Two rounds of Beer Madness should be sufficient to eliminate the weaklings, the wannabes, the beers that made us go “meh.” As our quest to find the best craft brew in America progresses, we should expect our panel of tasters to linger longer over their samples as favorite brews recur and difficult decisions must be made.

That proved to be the case with Round 3, in which six of the eight beers to advance won by a hair’s breadth, 5-4, in blind tastings at the ChurchKey bar.

Sheer happenstance, a passing mood, even the barometric pressure might give one beer the edge over another. “This would be wonderful on a nice, sunny day,” Duff Gillespie said of the hop-centric Victory Prima Pils. “But it’s a rainy, ugly day,” he added, opting for the Flying Dog Raging Bitch and giving that Belgian-style IPA a one-vote edge.

“I might have just eliminated one of my favorites,” lamented executive chef Brian Robinson of Restaurant 3 in choosing the grapefruity Flying Fish Exit 4 American-style tripel over the coriander-and-orange-peel-spiced Southampton Double White.
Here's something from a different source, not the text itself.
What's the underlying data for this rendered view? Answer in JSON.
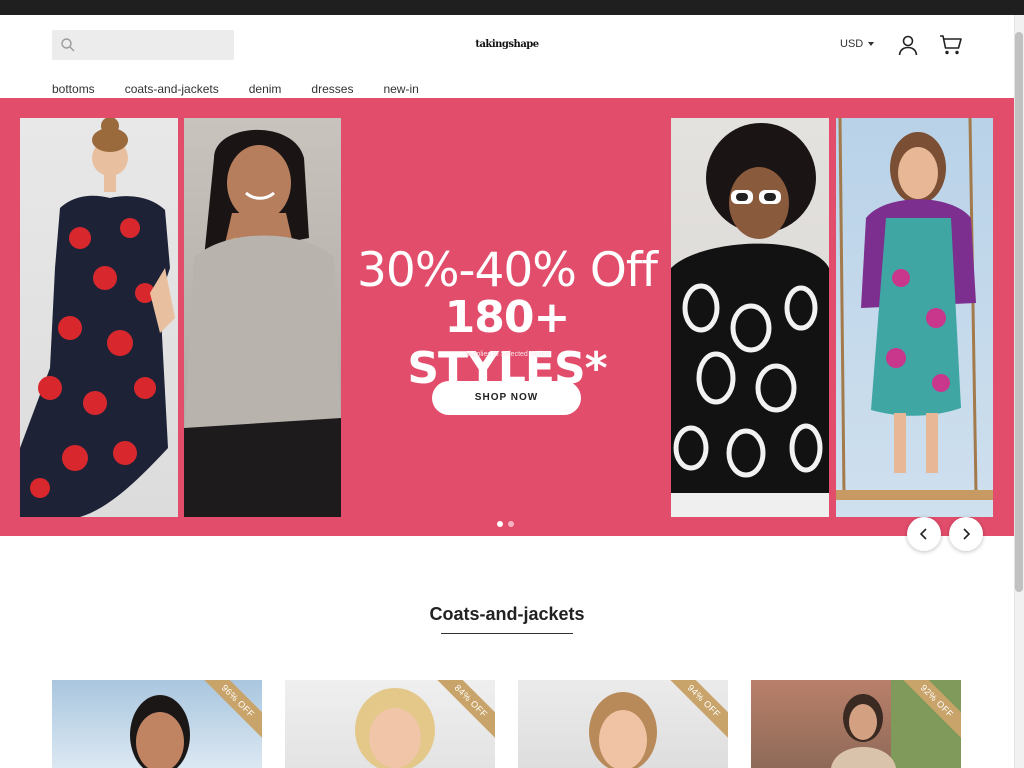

In fact, he did just that, as the Exit 4 likewise triumphed by a single vote.

Twice, Komi sommelier Kathryn Bangs crossed out her first selection, eventually preferring Brewery Ommegang’s Three Philosophers (“maple syrup, honey orange”) over Goose Island Pere Jacques (“funky citrus cheese danish”) and rejecting American strong pale ale RJ Rockers Bell Ringer Ale in favor of Lagunitas Maximus, which the panel chose 7-2. “You’re winning me over, little guy,” she said of the Maximus, with a dash of irony. Measuring 8.2 percent alcohol by volume and containing enough hops to strip the enamel from your teeth (so states the brewery’s Web site), Lagunitas’s double IPA is nobody’s little brother.
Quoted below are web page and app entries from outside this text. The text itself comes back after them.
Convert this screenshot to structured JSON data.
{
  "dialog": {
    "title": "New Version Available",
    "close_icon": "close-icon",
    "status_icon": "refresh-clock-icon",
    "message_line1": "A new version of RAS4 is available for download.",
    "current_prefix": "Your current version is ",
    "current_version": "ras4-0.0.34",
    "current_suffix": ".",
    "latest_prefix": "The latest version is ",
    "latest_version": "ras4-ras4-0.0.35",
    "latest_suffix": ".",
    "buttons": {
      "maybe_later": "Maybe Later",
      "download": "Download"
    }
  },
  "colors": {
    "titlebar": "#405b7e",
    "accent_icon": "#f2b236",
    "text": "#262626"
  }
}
Beer Madness tasting glasses. (Astrid Riecken/FOR THE WASHINGTON POST)

Incidentally, no one got the fruit right with Brewery Ommegang’s Three Philosophers, which lost to Pere Jacques, 5-4, in a battle of the abbey ales. “Bitter orange?” guessed contract-brewer Bob Tupper. I detected a “candy apple sweetness.” In fact, Three Philosophers is a blend of a strong dark ale and Lindemans Kriek, a Belgian cherry ale. So much for our learned palates.

There was no mistaking the extra ingredient in Evolution Rise Up Stout, which upended the Oskar Blues Ten Fidy imperial stout, 6-3. “Coffee smell and taste,” wrote Whitney Meagher succinctly of the Rise Up. “Dark, bitter coffee grounds — a rainy day beer,” was Bangs’s assessment. “I recognize this one! I’m so happy it’s here again,” crowed Christina Hoffman.

However, the Ten Fidy received the most glowing praise of any losing beer in this round. “Perfect dessert beer. I wish I didn’t have to decide,” said Hoffman. “Maple syrup, coffee, firewood, my ideal morning,” commented Bangs. Tupper, who cast a minority vote for the Ten Fidy, praised the “really nice blend of roast and hops.”

Some of the comments were almost apologetic. “Hard to eliminate this one,” wrote Gillespie in rejecting the Williamsburg AleWerks Tavern Ale in favor of the lighter, crisper, fruitier Long Trail Double Bag. “Nice brew, but goodbye!” (The panel agreed, advancing Double Bag by a 5-4 vote.) 

“This was a tough choice. Both are great,” equivocated Justin Garcia, finally picking the Breckenridge Vanilla Porter over Great Lakes Edmund Fitzgerald Porter. (The Vanilla Porter fell, 4-5, but not before eliciting the most colorful descriptor of the round, as Tupper compared its aroma to that of “Fig Newtons.”)

My toughest decision came in choosing between the DuClaw Misery, a barley wine that I found rich, sweet and warming (“almost sugary”), and Samuel Adams Double Bock, with its depth of malt and “raisiny fruitiness.” Hiromi Kowaguchi agreed: “So hard to choose! Both so good!” But she chose the winner, Misery, while I picked the Double Bock, which fell, 5-4, in a losing cause.